申し訳ありません、このコンテンツはただ今 English のみです。
The Japanese Prime Minister, Shinzo Abe, has announced that he wants to take part in a meeting between Donald Trump and the North Korean leader Kim Jong-Un, which is due to take place this summer.
Mr Abe told the Diet in Tokyo that Japanese diplomats have been communicating with the North Koreans via an intermediary in China. His comments came just as Kim Jong-Un was visiting Beijing, according to Bloomberg News. It was his first foreign trip since taking power in 2011.

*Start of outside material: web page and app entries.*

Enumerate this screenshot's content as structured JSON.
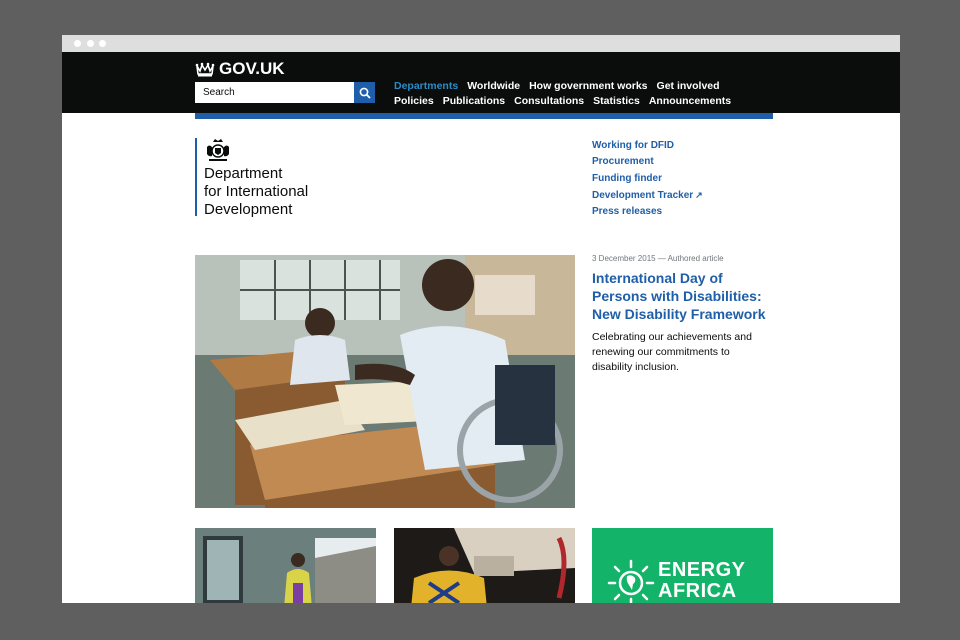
{
  "header": {
    "logo_text": "GOV.UK",
    "search_placeholder": "Search",
    "nav_row1": [
      "Departments",
      "Worldwide",
      "How government works",
      "Get involved"
    ],
    "nav_row2": [
      "Policies",
      "Publications",
      "Consultations",
      "Statistics",
      "Announcements"
    ],
    "active_nav": "Departments"
  },
  "org": {
    "name_line1": "Department",
    "name_line2": "for International",
    "name_line3": "Development"
  },
  "quick_links": [
    "Working for DFID",
    "Procurement",
    "Funding finder",
    "Development Tracker",
    "Press releases"
  ],
  "featured": {
    "meta": "3 December 2015 — Authored article",
    "headline": "International Day of Persons with Disabilities: New Disability Framework",
    "summary": "Celebrating our achievements and renewing our commitments to disability inclusion."
  },
  "tiles": {
    "energy_line1": "ENERGY",
    "energy_line2": "AFRICA"
  },
  "colors": {
    "header_bg": "#0b0c0c",
    "link_blue": "#1f5ea8",
    "active_nav": "#2b8cc4",
    "energy_green": "#14b36a"
  },
  "icons": [
    "crown-icon",
    "search-icon",
    "crest-icon",
    "external-link-icon",
    "sun-africa-icon"
  ]
}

Mr Abe hopes to raise the issue of abducted Japanese citizens with Mr Kim, either directly, or through Mr Trump. Mr Abe will make his case to the US president when he flies to Washington for talks next month. He has also asked the South Korean President, Moon Jae-in, to raise the abduction issue with Mr Kim during the inter-Korean summit, which is scheduled to take place in late April.
However, it seems improbable that the North Koreans will allow Mr Abe to attend their meeting with Mr Trump. Nor are they likely to take any steps to release the Japanese people who were abducted in the 1970s and 1980s.
One of the dilemmas facing Japan is how to accommodate the North Koreans. Hawkish politicians say talks and diplomacy are ineffective and they claim the best response is to press for regime change through force. These conservatives find an ally in Donald Trump’s ultra-hawkish new national security advisor, John Bolton, who has advocated the use of a pre-emptive strike against North Korea.
This week, I discussed North Korea with the former British ambassador to Pyongyang, John Everard. He said there is no clear agenda for the Kim-Trump meeting and noted that there is currently no serving US Ambassador to South Korea.
“We keep talking about the summit between the US and the North Korea as a done deal. But is it?” he asked.
Mr Everard suggested that the meeting could be cancelled if Mr Trump comes under pressure from from his hawkish advisors or if there is a poor outcome to the inter-Korean summit, which is due to take place before the Trump-Kim meeting.
Mr Everard said: “The North Koreans believe they are on a roll. They think they have a winning hand and now is the time to play it. Of course, everyone likes the idea of dialogue – but we need to be clear-sighted because North Korea is a very serious threat.”
Mr Everard believes that if Mr Trump or Mr Kim senses they are losing face they might walk out and the summit may fail. “If either party storms out that would put us in a far worse position – a broken summit would be a disaster,” he warned.
Many thanks to the Commonwealth Journalists Association for the invitation to the meeting about the Korean situation at the House of Lords.
Freedom of speech in the media sometimes carries a heavy price Japan. It gives great power to the tabloid press, as the Imperial Family have found out to their cost this week.
Japan’s Princess Mako has announced she will be postpone her planned marriage to her fiance Kei Komuro for two years. This follows a report in the tabloids about Mr Komuro’s family background. A magazine has claimed there has been a dispute about money between Mr Komuro’s mother and a former partner.
The officials who represent the Imperial Family claim that the change of date for their marriage is unrelated to the tabloid report but few people believe this.
Princess Mako and Mr Komuro announced their engagement last September and originally planned to wed in November this year. This has intrigued the media because Princess Mako is marrying a commoner, rather than a fellow royal.
Another person targeted by the tabloids recently is the TV news presenter Junichi Tosaka, who worked at NHK for 20 years. He planned to switch to the rival channel Fuji TV soon but has stepped down from that role because of allegations in a tabloid about his alleged sexual behaviour.
The most famous weekly tabloid magazine Shukan Bunshun has accused Mr Tosaka of sitting next to another newscaster at a restaurant, before “touching her knees as if he was rubbing her” and whispering to her to “sneak out of the restaurant together.”
This has some strong echoes of the allegations of sexual impropriety by men which have been highlighted in many countries by the “Me Too” social media campaign. Many powerful men have been named as predators.
Tabloids like the Shukan Bunshun can print almost any allegetation without much proof and although most respectable people say they do not believe all things they read in gossipy magazines, they do hold considerable influence.
Their reports spread like wildfire online and are often picked up by the mainstream newspapers and broadcasters. Sometimes the international media picks them up too, as was the case with the story about Princess Mako’s fiance.
In a country where most people are very respectful towards privacy and hierarchy, the reporters from the weekly magazine often break the rules to get the stories. The greater a person’s fame, the more the tabloid magazines will dig for anything which connects them to scandal. I met some reporters from Shukan Bunshun in Tokyo and I asked them if they pay money for information and they told me that they do not.
However, the greater attention their stories receive, the more kudos the reporters earn. And the people they write about have few weapons to fight back. Even if they are not true, allegations in the press can ruin a person’s reputation, career and relationships.